Freezing of seafood products are usually carried out by either air blasting, plate freezing or immersion freezing (e.g., brine freezing). There is no “one-size-fits-all” solution, and the choice usually come down to a balance between freezing time (production rate), energy costs and investments costs. The motivation to look into brine freezing is the great heat transfer properties it can provide. When immersing a food product in brine, you usually get good contact with the entire food surface, and agitated liquids provides high heat transfer coefficients. In essence, brine freezing is very energy efficient, and previous theoretical studies show that the SEC of brine freezing is almost half of that of tunnel freezing (0.08 vs 0.15 kWh/kg whitefish).
This demonstrator will explore various applications for brine freezing in the seafood industry. One of the potential applications is two-stage freezing of mackerel. Today, freezing of pelagic fish is done in air blast freezing tunnels where the fish is packed in 20 kg cardboard boxes and put on racks. Huge amounts of fish are batch-frozen, typically 100-300 tonnes, in a process lasting 20-22 hours. Large fans are circulating the air in the tunnel, and the heat transfer is decreasing towards the end of the freezing period. By partly freezing the mackerel in a brine freezer before entering the tunnels, the goal is to reduce the freezing time in the tunnel to 11 hours. The capacity of the plant may therefore be doubled compared with todays production. Furthermore, brine freezing is about 50% more energy efficient than air tunnels, and the tunnels themselves get more energy efficient when holding times in these are reduced. For this case, it is expected to reduce the total energy consumption by 10-20% and even higher if the process is optimised.

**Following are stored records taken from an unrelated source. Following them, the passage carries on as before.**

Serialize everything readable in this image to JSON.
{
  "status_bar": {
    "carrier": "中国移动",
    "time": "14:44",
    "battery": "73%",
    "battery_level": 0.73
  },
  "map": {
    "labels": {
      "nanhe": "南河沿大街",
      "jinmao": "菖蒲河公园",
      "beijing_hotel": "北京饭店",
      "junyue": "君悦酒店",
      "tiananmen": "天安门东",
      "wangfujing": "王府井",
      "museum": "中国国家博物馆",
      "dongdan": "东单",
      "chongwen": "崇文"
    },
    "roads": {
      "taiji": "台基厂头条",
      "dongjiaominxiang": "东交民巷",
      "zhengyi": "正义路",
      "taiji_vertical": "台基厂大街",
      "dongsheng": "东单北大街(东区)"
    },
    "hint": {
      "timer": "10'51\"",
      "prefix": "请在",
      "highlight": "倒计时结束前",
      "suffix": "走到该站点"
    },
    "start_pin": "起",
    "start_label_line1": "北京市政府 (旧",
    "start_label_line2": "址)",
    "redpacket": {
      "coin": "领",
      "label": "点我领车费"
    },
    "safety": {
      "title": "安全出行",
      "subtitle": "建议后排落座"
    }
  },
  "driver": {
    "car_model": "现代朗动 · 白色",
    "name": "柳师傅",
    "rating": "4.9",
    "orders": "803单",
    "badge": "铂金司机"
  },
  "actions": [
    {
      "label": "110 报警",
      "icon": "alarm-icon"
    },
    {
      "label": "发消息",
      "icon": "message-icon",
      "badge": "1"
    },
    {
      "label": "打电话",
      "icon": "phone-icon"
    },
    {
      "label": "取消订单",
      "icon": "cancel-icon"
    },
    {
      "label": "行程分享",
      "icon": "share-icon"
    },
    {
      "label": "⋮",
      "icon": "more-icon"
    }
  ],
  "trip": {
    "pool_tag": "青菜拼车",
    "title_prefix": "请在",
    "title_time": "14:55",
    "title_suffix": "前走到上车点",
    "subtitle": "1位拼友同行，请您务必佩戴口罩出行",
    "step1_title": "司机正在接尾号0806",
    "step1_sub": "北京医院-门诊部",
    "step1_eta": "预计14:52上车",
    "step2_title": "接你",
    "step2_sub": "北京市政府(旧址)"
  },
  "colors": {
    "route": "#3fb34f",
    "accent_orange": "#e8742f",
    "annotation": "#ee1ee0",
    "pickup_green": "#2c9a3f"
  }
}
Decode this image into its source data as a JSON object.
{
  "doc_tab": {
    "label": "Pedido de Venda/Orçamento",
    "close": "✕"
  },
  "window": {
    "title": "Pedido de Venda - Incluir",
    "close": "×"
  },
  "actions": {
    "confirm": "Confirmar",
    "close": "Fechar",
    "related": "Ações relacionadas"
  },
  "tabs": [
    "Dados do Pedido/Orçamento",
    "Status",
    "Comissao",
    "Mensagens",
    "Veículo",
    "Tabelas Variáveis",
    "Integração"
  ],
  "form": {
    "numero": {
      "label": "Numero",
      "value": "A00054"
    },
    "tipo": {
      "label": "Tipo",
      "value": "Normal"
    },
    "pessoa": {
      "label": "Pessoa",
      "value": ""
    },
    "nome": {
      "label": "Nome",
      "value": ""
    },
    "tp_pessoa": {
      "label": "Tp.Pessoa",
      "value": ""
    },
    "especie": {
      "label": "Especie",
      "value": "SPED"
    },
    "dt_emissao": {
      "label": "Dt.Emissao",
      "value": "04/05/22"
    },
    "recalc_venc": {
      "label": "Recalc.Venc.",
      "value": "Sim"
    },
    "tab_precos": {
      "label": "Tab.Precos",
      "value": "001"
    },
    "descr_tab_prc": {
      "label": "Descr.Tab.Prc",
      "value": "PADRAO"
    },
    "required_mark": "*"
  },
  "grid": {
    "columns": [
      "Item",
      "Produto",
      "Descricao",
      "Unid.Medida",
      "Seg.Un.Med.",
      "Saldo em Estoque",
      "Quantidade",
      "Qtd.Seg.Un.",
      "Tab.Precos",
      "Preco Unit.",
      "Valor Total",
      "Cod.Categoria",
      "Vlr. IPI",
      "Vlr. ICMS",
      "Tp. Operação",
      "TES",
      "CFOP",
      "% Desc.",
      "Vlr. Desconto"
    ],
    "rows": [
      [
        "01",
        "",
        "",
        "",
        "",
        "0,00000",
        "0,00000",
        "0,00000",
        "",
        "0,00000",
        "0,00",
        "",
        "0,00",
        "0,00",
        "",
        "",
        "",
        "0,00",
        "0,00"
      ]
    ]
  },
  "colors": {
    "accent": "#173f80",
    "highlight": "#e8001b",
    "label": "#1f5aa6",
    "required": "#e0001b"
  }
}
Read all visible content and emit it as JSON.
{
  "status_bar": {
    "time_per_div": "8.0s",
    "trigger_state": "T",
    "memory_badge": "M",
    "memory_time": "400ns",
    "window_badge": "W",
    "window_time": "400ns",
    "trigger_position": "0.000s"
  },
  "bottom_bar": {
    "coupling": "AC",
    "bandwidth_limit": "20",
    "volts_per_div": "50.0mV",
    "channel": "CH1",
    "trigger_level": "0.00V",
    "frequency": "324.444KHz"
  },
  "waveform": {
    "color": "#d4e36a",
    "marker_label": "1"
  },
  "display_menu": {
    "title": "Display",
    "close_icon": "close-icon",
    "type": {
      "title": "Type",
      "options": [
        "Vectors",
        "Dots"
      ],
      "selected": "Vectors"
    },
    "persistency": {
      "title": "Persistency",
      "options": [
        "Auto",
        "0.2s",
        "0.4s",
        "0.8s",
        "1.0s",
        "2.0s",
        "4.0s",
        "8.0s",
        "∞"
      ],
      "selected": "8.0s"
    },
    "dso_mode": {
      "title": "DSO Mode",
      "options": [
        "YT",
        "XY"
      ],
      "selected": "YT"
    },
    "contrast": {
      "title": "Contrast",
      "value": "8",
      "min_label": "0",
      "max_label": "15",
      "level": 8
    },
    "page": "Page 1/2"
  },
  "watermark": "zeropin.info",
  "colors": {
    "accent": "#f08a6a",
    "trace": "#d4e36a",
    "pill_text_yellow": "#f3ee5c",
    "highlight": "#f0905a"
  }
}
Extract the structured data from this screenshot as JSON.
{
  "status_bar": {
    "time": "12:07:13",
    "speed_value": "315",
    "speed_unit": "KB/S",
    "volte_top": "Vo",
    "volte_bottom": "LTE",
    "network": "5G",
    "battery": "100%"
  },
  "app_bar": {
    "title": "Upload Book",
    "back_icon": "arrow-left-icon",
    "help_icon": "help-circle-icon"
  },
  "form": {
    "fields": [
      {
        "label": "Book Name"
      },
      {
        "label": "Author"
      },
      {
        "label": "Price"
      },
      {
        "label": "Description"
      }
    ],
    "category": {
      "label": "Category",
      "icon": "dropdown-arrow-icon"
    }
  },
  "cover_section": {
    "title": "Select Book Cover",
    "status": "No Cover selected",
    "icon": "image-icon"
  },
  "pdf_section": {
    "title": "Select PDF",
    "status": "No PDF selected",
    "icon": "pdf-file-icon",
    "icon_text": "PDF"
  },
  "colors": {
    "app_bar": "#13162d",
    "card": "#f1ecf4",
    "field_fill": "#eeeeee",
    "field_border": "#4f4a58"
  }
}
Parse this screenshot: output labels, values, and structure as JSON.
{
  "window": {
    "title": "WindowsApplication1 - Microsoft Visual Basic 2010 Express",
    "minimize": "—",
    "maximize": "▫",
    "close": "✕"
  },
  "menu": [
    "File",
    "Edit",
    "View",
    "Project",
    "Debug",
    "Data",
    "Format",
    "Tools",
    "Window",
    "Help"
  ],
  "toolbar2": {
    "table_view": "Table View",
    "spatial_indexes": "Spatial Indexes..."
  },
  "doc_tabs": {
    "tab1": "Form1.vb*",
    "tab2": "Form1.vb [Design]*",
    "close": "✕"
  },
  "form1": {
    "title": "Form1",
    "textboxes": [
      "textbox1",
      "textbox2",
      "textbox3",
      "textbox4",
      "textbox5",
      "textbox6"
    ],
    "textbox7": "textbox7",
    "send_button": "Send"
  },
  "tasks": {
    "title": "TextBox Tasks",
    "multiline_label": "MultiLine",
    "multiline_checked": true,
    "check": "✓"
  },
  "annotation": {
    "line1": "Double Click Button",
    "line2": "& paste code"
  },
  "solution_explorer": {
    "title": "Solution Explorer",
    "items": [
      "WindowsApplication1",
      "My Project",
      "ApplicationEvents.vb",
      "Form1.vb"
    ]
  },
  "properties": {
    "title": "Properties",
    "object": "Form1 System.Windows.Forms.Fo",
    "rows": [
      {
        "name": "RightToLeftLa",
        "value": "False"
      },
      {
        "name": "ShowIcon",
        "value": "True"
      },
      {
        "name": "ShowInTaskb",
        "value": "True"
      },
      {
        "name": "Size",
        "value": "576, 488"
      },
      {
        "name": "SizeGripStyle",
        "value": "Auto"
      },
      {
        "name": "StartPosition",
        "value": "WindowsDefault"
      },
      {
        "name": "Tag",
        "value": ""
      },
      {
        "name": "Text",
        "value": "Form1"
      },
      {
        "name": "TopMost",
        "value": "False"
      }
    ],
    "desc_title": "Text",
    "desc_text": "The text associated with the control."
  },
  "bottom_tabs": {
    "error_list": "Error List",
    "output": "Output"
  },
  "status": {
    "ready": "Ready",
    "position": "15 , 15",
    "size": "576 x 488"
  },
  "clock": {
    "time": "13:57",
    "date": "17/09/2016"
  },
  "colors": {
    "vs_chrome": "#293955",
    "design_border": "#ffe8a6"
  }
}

Brine freezing of salmon is another potential application. The standard today is to single freeze gutted salmon in air tunnels, so there is a potential to unlock the same energy demand reduction as for the mackerel case. However, due to quality changes such as decolourisation and salt uptake, the freezing process must be customised for this purpose to maintain the same level (or improved) of quality as today.
Eirik Starheim Svendsen (email@example.com)